Culture is defined as the customs, arts, social institutions, and achievements of a particular nation, people, or other social group. This broad definition carries over into the P-3 visa process. The P-3 nonimmigrant visa allows foreign artists and entertainers to enter to United States in order to perform or assist in the performance of culturally unique events. These events should further the understanding or development of the art form being expressed. However, it can be difficult to adequately define what culturally unique means in the adjudication of P-3 petitions. This article intends to shed light on the finer points of who qualifies for a P-3 visa and, more specifically, what makes a performance culturally unique.
Generally, a P-3 visa is reserved for an individual or group venturing to the U.S. temporarily to perform, teach or coach as an artist or entertainer under a program that is culturally unique. The visa recipient or recipients should be entering the United States for the purpose of developing, interpreting, representing, or teaching a unique or traditional ethnic, folk, cultural, musical, theatrical, or artistic performance or presentation. Additionally, the individual or group should be coming to participate in a cultural even or events which further the understanding or development of their art form. This performance or series of performances may be for financial compensation but are not required to be.
There are two important hurdles to clear when seeking a positive adjudication of a P-3 visa petition. The first is demonstrating that the performance is culturally unique. Regulation defines culturally unique to mean a style of artistic expression, methodology, or medium which is unique to a particular country, nation, society, class, ethnicity, religion, tribe, or other group of persons. This definition, while fairly broad, does little to clarify how one would differentiate a performance which is culturally unique as opposed to one which is not. For example, would a prominent Indian director coming to the U.S. to direct a play qualify? The short answer, as it often is when discussing issues of American immigration, is it depends.
In order to satisfy the culturally unique criteria for a P-3 nonimmigrant visa, the aforementioned director would need to be directing a play that was identifiably specific to a particular group of people. For example, the play itself could be one of historical significance to a specific region of India. Another example could be if the play was of significant importance to followers of Hinduism, Islam, Sikhism, etc.

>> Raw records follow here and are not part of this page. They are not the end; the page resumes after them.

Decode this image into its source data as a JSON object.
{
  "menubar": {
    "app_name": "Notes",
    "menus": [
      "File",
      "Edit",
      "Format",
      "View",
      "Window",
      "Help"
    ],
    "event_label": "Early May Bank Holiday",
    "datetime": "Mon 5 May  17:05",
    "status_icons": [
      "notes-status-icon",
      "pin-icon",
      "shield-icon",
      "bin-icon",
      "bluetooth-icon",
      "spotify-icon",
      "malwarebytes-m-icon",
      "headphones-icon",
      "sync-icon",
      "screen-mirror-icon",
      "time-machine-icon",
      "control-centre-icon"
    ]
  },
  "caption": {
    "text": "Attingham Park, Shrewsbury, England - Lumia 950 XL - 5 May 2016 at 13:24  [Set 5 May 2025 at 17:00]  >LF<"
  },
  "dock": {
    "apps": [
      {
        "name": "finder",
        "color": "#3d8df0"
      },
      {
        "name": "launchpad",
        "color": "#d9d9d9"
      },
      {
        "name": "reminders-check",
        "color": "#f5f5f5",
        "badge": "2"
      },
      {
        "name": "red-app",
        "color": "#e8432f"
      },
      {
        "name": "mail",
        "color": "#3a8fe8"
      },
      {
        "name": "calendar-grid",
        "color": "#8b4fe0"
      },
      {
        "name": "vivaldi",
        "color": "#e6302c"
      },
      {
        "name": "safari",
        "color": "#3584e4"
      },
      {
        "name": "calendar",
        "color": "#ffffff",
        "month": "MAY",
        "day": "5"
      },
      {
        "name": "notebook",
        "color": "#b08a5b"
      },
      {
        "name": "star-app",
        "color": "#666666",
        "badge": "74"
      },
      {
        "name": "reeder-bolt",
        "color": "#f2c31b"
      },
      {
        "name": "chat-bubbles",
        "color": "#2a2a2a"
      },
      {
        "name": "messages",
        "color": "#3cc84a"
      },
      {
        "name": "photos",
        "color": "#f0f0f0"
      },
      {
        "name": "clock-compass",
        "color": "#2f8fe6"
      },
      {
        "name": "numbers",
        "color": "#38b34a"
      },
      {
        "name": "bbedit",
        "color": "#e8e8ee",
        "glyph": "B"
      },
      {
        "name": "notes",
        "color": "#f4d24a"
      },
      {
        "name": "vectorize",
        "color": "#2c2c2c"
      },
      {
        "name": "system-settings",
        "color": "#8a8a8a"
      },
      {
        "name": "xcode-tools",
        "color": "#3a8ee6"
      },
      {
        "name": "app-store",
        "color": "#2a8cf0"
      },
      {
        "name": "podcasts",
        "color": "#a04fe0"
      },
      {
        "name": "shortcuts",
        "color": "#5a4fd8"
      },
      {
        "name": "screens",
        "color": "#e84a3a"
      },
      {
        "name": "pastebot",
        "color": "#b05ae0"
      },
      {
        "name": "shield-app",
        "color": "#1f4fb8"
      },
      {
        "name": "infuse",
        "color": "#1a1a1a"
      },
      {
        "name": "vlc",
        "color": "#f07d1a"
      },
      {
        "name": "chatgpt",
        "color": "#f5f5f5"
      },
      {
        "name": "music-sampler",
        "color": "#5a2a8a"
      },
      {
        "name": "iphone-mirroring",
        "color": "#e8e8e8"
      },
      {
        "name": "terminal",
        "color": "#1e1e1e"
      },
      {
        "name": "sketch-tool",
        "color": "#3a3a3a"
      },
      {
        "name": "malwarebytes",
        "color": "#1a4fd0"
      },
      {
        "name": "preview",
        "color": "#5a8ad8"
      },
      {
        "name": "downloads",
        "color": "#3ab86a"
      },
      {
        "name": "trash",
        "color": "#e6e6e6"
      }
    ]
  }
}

However, artistic expressions that fuse together more than one culture or region can also qualify.
The Administrative Appeals Office (AAO) has issued a binding decision under Matter of Skirball Cultural Center, 25 I&N Dec. 799 (AAO 2012), which clarifies that artistic traditions of one country or ethnicity influenced by artistic traditions of another culture can still qualify as culturally unique. An example of this would be a musician trained in Indian classical music incorporating Western jazz influences. Thus, establishing that a performance or series of performance is culturally unique is not so narrowly tailored as to disallow acts that would qualify as hybrids of two or more cultures.
While establishing the potential P-3 visa recipient’s performance cultural uniqueness is paramount, it is not the only barrier. One must still prove the event or events at issues will further the understanding or development of their art form. Doing so will likely require your legal representation drafting documentation attesting to the importance of the upcoming event to a particular community. Additionally, one could attempt to argue the large scale nature of the performance or performances will expose new people to the performer’s unique culture. While the prosing of the immigration attorney will benefit the Petitioner, these statements will have to be backed up by evidence such as flyers of the event or events and documentation of agreements with the venues where the performances will be held.
In addition to a description of the event, a successful P-3 petition requires the following evidence: an itinerary if there is going to be more than one performance, letters from recognized experts attesting the authenticity of the beneficiary’s skill in teaching, performing, coaching, or presenting the unique and traditional art form and the expert’s credentials, or alternatively, documentation that the beneficiary’s performance is culturally unique through reviews in journals, newspapers, and other publications, and the previously mentioned documentation that all planned performances will be culturally unique.
Upon approval, a P-3 visa should be approved for the duration of time needed to complete the event, but will not exceed one year. Extensions of stay may be granted. The current filing fee for a P-3 application is $460, and premium processing is available at the time of this writing. For more information on the filing process of a P3 nonimmigrant visa, as well as dependent P-4 visas, please contact one of Reddy & Neumann’s qualified business immigration attorneys.
By Justin Rivera
Justin is an associate attorney at Reddy and Neumann. He practices immigration law with an emphasis on non-immigrant visas.